What is required
Print each record below character for character.

*** Given records ***

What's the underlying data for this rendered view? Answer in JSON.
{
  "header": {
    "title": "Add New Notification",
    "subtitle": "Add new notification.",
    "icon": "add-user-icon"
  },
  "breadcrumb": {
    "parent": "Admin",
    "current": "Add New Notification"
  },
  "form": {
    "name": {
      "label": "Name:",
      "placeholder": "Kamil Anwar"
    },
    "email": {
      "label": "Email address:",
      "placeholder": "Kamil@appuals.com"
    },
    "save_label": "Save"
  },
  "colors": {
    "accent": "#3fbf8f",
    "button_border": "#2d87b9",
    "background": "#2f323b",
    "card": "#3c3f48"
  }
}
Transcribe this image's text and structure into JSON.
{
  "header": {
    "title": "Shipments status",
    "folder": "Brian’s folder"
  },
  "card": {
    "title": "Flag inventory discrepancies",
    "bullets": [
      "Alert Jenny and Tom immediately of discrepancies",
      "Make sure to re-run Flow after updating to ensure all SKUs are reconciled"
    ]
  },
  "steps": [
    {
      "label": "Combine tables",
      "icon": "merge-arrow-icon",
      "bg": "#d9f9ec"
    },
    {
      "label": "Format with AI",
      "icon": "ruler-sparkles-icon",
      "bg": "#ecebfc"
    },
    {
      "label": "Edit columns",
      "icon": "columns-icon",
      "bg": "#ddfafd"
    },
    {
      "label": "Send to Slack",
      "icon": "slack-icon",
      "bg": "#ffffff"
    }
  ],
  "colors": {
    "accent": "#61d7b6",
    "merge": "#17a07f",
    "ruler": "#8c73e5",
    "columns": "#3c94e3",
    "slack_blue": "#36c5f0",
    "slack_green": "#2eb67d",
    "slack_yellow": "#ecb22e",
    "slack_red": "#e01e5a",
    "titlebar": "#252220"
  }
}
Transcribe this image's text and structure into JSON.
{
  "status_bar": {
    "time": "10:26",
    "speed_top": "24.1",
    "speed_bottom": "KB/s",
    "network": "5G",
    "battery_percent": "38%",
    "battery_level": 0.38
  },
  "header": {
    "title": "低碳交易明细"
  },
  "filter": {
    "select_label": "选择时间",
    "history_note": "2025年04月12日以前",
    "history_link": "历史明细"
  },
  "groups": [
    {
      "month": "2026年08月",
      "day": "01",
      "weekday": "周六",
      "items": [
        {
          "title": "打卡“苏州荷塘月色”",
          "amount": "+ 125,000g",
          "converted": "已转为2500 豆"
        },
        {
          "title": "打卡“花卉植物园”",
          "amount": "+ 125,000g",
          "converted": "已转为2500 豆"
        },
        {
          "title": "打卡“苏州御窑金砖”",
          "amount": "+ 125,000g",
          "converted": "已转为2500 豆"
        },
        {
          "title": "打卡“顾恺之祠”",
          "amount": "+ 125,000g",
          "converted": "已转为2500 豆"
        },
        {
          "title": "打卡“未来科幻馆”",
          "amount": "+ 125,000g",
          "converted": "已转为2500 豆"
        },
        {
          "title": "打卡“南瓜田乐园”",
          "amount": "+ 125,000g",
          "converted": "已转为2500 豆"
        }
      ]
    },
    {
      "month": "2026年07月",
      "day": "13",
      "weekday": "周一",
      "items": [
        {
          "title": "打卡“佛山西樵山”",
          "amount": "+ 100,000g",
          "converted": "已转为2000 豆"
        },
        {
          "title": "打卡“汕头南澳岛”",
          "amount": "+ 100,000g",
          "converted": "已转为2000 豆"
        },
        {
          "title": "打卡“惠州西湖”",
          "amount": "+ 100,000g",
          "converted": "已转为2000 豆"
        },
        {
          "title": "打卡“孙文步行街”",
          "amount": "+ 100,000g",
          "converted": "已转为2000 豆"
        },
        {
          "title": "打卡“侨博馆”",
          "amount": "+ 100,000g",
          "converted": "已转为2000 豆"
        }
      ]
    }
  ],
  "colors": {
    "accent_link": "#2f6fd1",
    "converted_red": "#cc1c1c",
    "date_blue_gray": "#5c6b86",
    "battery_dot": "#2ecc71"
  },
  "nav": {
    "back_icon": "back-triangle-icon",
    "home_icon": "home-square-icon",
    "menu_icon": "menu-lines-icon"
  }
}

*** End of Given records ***

Solution below
What's the underlying data for this rendered view? Answer in JSON.
{
  "header": {
    "title": "Add New Notification",
    "subtitle": "Add new notification.",
    "icon": "add-user-icon"
  },
  "breadcrumb": {
    "parent": "Admin",
    "current": "Add New Notification"
  },
  "form": {
    "name": {
      "label": "Name:",
      "placeholder": "Kamil Anwar"
    },
    "email": {
      "label": "Email address:",
      "placeholder": "Kamil@appuals.com"
    },
    "save_label": "Save"
  },
  "colors": {
    "accent": "#3fbf8f",
    "button_border": "#2d87b9",
    "background": "#2f323b",
    "card": "#3c3f48"
  }
}
Transcribe this image's text and structure into JSON.
{
  "header": {
    "title": "Shipments status",
    "folder": "Brian’s folder"
  },
  "card": {
    "title": "Flag inventory discrepancies",
    "bullets": [
      "Alert Jenny and Tom immediately of discrepancies",
      "Make sure to re-run Flow after updating to ensure all SKUs are reconciled"
    ]
  },
  "steps": [
    {
      "label": "Combine tables",
      "icon": "merge-arrow-icon",
      "bg": "#d9f9ec"
    },
    {
      "label": "Format with AI",
      "icon": "ruler-sparkles-icon",
      "bg": "#ecebfc"
    },
    {
      "label": "Edit columns",
      "icon": "columns-icon",
      "bg": "#ddfafd"
    },
    {
      "label": "Send to Slack",
      "icon": "slack-icon",
      "bg": "#ffffff"
    }
  ],
  "colors": {
    "accent": "#61d7b6",
    "merge": "#17a07f",
    "ruler": "#8c73e5",
    "columns": "#3c94e3",
    "slack_blue": "#36c5f0",
    "slack_green": "#2eb67d",
    "slack_yellow": "#ecb22e",
    "slack_red": "#e01e5a",
    "titlebar": "#252220"
  }
}
Transcribe this image's text and structure into JSON.
{
  "status_bar": {
    "time": "10:26",
    "speed_top": "24.1",
    "speed_bottom": "KB/s",
    "network": "5G",
    "battery_percent": "38%",
    "battery_level": 0.38
  },
  "header": {
    "title": "低碳交易明细"
  },
  "filter": {
    "select_label": "选择时间",
    "history_note": "2025年04月12日以前",
    "history_link": "历史明细"
  },
  "groups": [
    {
      "month": "2026年08月",
      "day": "01",
      "weekday": "周六",
      "items": [
        {
          "title": "打卡“苏州荷塘月色”",
          "amount": "+ 125,000g",
          "converted": "已转为2500 豆"
        },
        {
          "title": "打卡“花卉植物园”",
          "amount": "+ 125,000g",
          "converted": "已转为2500 豆"
        },
        {
          "title": "打卡“苏州御窑金砖”",
          "amount": "+ 125,000g",
          "converted": "已转为2500 豆"
        },
        {
          "title": "打卡“顾恺之祠”",
          "amount": "+ 125,000g",
          "converted": "已转为2500 豆"
        },
        {
          "title": "打卡“未来科幻馆”",
          "amount": "+ 125,000g",
          "converted": "已转为2500 豆"
        },
        {
          "title": "打卡“南瓜田乐园”",
          "amount": "+ 125,000g",
          "converted": "已转为2500 豆"
        }
      ]
    },
    {
      "month": "2026年07月",
      "day": "13",
      "weekday": "周一",
      "items": [
        {
          "title": "打卡“佛山西樵山”",
          "amount": "+ 100,000g",
          "converted": "已转为2000 豆"
        },
        {
          "title": "打卡“汕头南澳岛”",
          "amount": "+ 100,000g",
          "converted": "已转为2000 豆"
        },
        {
          "title": "打卡“惠州西湖”",
          "amount": "+ 100,000g",
          "converted": "已转为2000 豆"
        },
        {
          "title": "打卡“孙文步行街”",
          "amount": "+ 100,000g",
          "converted": "已转为2000 豆"
        },
        {
          "title": "打卡“侨博馆”",
          "amount": "+ 100,000g",
          "converted": "已转为2000 豆"
        }
      ]
    }
  ],
  "colors": {
    "accent_link": "#2f6fd1",
    "converted_red": "#cc1c1c",
    "date_blue_gray": "#5c6b86",
    "battery_dot": "#2ecc71"
  },
  "nav": {
    "back_icon": "back-triangle-icon",
    "home_icon": "home-square-icon",
    "menu_icon": "menu-lines-icon"
  }
}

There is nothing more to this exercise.